Dataset rows describing interfaces
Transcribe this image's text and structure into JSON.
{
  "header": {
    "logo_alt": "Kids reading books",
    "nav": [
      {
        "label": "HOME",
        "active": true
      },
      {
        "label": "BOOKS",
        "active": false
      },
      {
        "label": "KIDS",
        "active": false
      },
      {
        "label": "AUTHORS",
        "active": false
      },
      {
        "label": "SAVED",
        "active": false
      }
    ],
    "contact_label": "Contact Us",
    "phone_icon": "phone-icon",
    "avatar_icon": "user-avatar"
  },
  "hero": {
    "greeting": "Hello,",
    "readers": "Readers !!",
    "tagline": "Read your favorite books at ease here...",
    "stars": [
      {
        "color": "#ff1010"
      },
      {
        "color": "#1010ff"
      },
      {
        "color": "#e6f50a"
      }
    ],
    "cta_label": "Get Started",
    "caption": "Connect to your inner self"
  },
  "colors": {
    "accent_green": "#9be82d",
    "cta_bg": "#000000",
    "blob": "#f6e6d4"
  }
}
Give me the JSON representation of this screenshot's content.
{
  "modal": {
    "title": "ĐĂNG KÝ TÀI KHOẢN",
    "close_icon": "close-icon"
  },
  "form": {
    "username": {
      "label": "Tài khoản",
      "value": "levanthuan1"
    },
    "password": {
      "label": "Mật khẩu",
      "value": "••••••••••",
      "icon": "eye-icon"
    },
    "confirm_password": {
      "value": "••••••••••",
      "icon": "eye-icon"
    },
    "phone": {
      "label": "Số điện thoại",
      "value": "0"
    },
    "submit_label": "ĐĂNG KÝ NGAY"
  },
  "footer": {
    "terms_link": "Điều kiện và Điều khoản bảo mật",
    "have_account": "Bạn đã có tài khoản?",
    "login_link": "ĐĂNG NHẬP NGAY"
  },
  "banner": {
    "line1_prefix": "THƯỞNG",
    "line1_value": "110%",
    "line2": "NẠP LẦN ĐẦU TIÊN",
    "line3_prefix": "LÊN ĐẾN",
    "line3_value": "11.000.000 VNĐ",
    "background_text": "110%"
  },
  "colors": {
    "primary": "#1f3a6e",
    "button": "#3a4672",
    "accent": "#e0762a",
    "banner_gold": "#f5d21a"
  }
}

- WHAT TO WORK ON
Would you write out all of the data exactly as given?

- OUTPUT OF THE EXERCISE
Transcribe this image's text and structure into JSON.
{
  "header": {
    "logo_alt": "Kids reading books",
    "nav": [
      {
        "label": "HOME",
        "active": true
      },
      {
        "label": "BOOKS",
        "active": false
      },
      {
        "label": "KIDS",
        "active": false
      },
      {
        "label": "AUTHORS",
        "active": false
      },
      {
        "label": "SAVED",
        "active": false
      }
    ],
    "contact_label": "Contact Us",
    "phone_icon": "phone-icon",
    "avatar_icon": "user-avatar"
  },
  "hero": {
    "greeting": "Hello,",
    "readers": "Readers !!",
    "tagline": "Read your favorite books at ease here...",
    "stars": [
      {
        "color": "#ff1010"
      },
      {
        "color": "#1010ff"
      },
      {
        "color": "#e6f50a"
      }
    ],
    "cta_label": "Get Started",
    "caption": "Connect to your inner self"
  },
  "colors": {
    "accent_green": "#9be82d",
    "cta_bg": "#000000",
    "blob": "#f6e6d4"
  }
}
Give me the JSON representation of this screenshot's content.
{
  "modal": {
    "title": "ĐĂNG KÝ TÀI KHOẢN",
    "close_icon": "close-icon"
  },
  "form": {
    "username": {
      "label": "Tài khoản",
      "value": "levanthuan1"
    },
    "password": {
      "label": "Mật khẩu",
      "value": "••••••••••",
      "icon": "eye-icon"
    },
    "confirm_password": {
      "value": "••••••••••",
      "icon": "eye-icon"
    },
    "phone": {
      "label": "Số điện thoại",
      "value": "0"
    },
    "submit_label": "ĐĂNG KÝ NGAY"
  },
  "footer": {
    "terms_link": "Điều kiện và Điều khoản bảo mật",
    "have_account": "Bạn đã có tài khoản?",
    "login_link": "ĐĂNG NHẬP NGAY"
  },
  "banner": {
    "line1_prefix": "THƯỞNG",
    "line1_value": "110%",
    "line2": "NẠP LẦN ĐẦU TIÊN",
    "line3_prefix": "LÊN ĐẾN",
    "line3_value": "11.000.000 VNĐ",
    "background_text": "110%"
  },
  "colors": {
    "primary": "#1f3a6e",
    "button": "#3a4672",
    "accent": "#e0762a",
    "banner_gold": "#f5d21a"
  }
}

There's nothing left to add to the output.